● Your task
Nothing in the records may be dropped or altered when you repeat them.

● Given data
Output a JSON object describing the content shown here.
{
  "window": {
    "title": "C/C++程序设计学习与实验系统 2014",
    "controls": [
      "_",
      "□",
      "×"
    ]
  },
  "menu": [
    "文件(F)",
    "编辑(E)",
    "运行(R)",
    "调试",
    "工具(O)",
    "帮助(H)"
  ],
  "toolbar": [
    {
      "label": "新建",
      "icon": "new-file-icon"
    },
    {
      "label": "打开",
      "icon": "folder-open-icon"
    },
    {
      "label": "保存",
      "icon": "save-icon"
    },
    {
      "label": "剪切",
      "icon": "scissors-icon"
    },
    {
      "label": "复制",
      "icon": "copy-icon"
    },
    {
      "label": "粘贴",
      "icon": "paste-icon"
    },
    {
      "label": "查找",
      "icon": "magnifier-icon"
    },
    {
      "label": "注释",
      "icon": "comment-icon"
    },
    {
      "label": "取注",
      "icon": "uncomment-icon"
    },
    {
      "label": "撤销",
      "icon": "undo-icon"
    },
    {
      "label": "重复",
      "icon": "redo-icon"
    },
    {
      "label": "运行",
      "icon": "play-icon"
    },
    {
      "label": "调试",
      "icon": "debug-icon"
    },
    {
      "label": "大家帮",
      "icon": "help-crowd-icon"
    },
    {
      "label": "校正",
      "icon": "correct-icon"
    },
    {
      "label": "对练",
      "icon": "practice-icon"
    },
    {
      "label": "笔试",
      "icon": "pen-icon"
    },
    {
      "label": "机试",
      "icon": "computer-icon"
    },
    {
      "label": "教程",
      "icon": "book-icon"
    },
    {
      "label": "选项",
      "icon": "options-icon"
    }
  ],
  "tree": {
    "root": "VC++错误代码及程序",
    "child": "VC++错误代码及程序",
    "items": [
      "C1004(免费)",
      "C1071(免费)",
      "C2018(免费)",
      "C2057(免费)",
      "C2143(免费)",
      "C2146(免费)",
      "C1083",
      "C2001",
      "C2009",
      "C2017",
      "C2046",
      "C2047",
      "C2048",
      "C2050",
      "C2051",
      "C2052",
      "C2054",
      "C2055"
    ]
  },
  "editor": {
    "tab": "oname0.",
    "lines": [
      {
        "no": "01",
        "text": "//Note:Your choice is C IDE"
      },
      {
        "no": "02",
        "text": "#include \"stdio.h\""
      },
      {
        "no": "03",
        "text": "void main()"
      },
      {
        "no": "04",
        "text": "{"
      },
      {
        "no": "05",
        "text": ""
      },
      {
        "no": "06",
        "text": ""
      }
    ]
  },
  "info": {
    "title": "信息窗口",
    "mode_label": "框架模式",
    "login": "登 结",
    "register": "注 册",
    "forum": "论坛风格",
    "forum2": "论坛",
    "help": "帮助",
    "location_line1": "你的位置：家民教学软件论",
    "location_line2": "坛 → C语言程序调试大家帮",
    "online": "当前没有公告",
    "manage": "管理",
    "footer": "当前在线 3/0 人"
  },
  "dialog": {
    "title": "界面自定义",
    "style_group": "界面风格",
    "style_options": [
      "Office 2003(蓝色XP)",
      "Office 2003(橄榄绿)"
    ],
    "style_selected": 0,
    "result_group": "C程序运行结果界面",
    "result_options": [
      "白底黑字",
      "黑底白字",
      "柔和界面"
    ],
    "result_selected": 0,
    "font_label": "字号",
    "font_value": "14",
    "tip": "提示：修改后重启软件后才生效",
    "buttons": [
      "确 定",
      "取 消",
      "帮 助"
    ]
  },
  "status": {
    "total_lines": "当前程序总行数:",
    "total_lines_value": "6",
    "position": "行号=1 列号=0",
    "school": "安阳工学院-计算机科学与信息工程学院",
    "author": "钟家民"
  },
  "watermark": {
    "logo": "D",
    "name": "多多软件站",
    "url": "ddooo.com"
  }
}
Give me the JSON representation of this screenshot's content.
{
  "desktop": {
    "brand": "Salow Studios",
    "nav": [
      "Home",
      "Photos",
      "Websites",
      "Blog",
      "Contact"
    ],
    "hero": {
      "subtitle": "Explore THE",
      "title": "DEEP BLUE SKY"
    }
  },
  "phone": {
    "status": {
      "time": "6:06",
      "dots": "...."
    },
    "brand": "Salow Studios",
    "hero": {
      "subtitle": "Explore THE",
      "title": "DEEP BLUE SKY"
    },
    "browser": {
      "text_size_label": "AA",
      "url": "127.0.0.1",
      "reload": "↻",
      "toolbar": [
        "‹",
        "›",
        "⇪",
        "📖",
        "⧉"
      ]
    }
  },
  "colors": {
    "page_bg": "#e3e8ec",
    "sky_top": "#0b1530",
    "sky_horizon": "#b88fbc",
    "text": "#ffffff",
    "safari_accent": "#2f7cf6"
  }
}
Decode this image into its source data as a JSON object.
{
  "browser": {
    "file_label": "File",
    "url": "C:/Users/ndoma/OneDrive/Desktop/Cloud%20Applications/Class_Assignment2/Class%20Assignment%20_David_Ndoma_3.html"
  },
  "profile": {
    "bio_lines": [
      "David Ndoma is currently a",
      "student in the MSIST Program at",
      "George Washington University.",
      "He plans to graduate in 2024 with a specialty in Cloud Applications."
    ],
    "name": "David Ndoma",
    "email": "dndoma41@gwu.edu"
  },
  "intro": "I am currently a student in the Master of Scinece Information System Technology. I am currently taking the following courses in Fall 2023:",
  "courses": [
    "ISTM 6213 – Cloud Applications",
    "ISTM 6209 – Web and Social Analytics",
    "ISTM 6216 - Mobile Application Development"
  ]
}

● Your response
Output a JSON object describing the content shown here.
{
  "window": {
    "title": "C/C++程序设计学习与实验系统 2014",
    "controls": [
      "_",
      "□",
      "×"
    ]
  },
  "menu": [
    "文件(F)",
    "编辑(E)",
    "运行(R)",
    "调试",
    "工具(O)",
    "帮助(H)"
  ],
  "toolbar": [
    {
      "label": "新建",
      "icon": "new-file-icon"
    },
    {
      "label": "打开",
      "icon": "folder-open-icon"
    },
    {
      "label": "保存",
      "icon": "save-icon"
    },
    {
      "label": "剪切",
      "icon": "scissors-icon"
    },
    {
      "label": "复制",
      "icon": "copy-icon"
    },
    {
      "label": "粘贴",
      "icon": "paste-icon"
    },
    {
      "label": "查找",
      "icon": "magnifier-icon"
    },
    {
      "label": "注释",
      "icon": "comment-icon"
    },
    {
      "label": "取注",
      "icon": "uncomment-icon"
    },
    {
      "label": "撤销",
      "icon": "undo-icon"
    },
    {
      "label": "重复",
      "icon": "redo-icon"
    },
    {
      "label": "运行",
      "icon": "play-icon"
    },
    {
      "label": "调试",
      "icon": "debug-icon"
    },
    {
      "label": "大家帮",
      "icon": "help-crowd-icon"
    },
    {
      "label": "校正",
      "icon": "correct-icon"
    },
    {
      "label": "对练",
      "icon": "practice-icon"
    },
    {
      "label": "笔试",
      "icon": "pen-icon"
    },
    {
      "label": "机试",
      "icon": "computer-icon"
    },
    {
      "label": "教程",
      "icon": "book-icon"
    },
    {
      "label": "选项",
      "icon": "options-icon"
    }
  ],
  "tree": {
    "root": "VC++错误代码及程序",
    "child": "VC++错误代码及程序",
    "items": [
      "C1004(免费)",
      "C1071(免费)",
      "C2018(免费)",
      "C2057(免费)",
      "C2143(免费)",
      "C2146(免费)",
      "C1083",
      "C2001",
      "C2009",
      "C2017",
      "C2046",
      "C2047",
      "C2048",
      "C2050",
      "C2051",
      "C2052",
      "C2054",
      "C2055"
    ]
  },
  "editor": {
    "tab": "oname0.",
    "lines": [
      {
        "no": "01",
        "text": "//Note:Your choice is C IDE"
      },
      {
        "no": "02",
        "text": "#include \"stdio.h\""
      },
      {
        "no": "03",
        "text": "void main()"
      },
      {
        "no": "04",
        "text": "{"
      },
      {
        "no": "05",
        "text": ""
      },
      {
        "no": "06",
        "text": ""
      }
    ]
  },
  "info": {
    "title": "信息窗口",
    "mode_label": "框架模式",
    "login": "登 结",
    "register": "注 册",
    "forum": "论坛风格",
    "forum2": "论坛",
    "help": "帮助",
    "location_line1": "你的位置：家民教学软件论",
    "location_line2": "坛 → C语言程序调试大家帮",
    "online": "当前没有公告",
    "manage": "管理",
    "footer": "当前在线 3/0 人"
  },
  "dialog": {
    "title": "界面自定义",
    "style_group": "界面风格",
    "style_options": [
      "Office 2003(蓝色XP)",
      "Office 2003(橄榄绿)"
    ],
    "style_selected": 0,
    "result_group": "C程序运行结果界面",
    "result_options": [
      "白底黑字",
      "黑底白字",
      "柔和界面"
    ],
    "result_selected": 0,
    "font_label": "字号",
    "font_value": "14",
    "tip": "提示：修改后重启软件后才生效",
    "buttons": [
      "确 定",
      "取 消",
      "帮 助"
    ]
  },
  "status": {
    "total_lines": "当前程序总行数:",
    "total_lines_value": "6",
    "position": "行号=1 列号=0",
    "school": "安阳工学院-计算机科学与信息工程学院",
    "author": "钟家民"
  },
  "watermark": {
    "logo": "D",
    "name": "多多软件站",
    "url": "ddooo.com"
  }
}
Give me the JSON representation of this screenshot's content.
{
  "desktop": {
    "brand": "Salow Studios",
    "nav": [
      "Home",
      "Photos",
      "Websites",
      "Blog",
      "Contact"
    ],
    "hero": {
      "subtitle": "Explore THE",
      "title": "DEEP BLUE SKY"
    }
  },
  "phone": {
    "status": {
      "time": "6:06",
      "dots": "...."
    },
    "brand": "Salow Studios",
    "hero": {
      "subtitle": "Explore THE",
      "title": "DEEP BLUE SKY"
    },
    "browser": {
      "text_size_label": "AA",
      "url": "127.0.0.1",
      "reload": "↻",
      "toolbar": [
        "‹",
        "›",
        "⇪",
        "📖",
        "⧉"
      ]
    }
  },
  "colors": {
    "page_bg": "#e3e8ec",
    "sky_top": "#0b1530",
    "sky_horizon": "#b88fbc",
    "text": "#ffffff",
    "safari_accent": "#2f7cf6"
  }
}
Decode this image into its source data as a JSON object.
{
  "browser": {
    "file_label": "File",
    "url": "C:/Users/ndoma/OneDrive/Desktop/Cloud%20Applications/Class_Assignment2/Class%20Assignment%20_David_Ndoma_3.html"
  },
  "profile": {
    "bio_lines": [
      "David Ndoma is currently a",
      "student in the MSIST Program at",
      "George Washington University.",
      "He plans to graduate in 2024 with a specialty in Cloud Applications."
    ],
    "name": "David Ndoma",
    "email": "dndoma41@gwu.edu"
  },
  "intro": "I am currently a student in the Master of Scinece Information System Technology. I am currently taking the following courses in Fall 2023:",
  "courses": [
    "ISTM 6213 – Cloud Applications",
    "ISTM 6209 – Web and Social Analytics",
    "ISTM 6216 - Mobile Application Development"
  ]
}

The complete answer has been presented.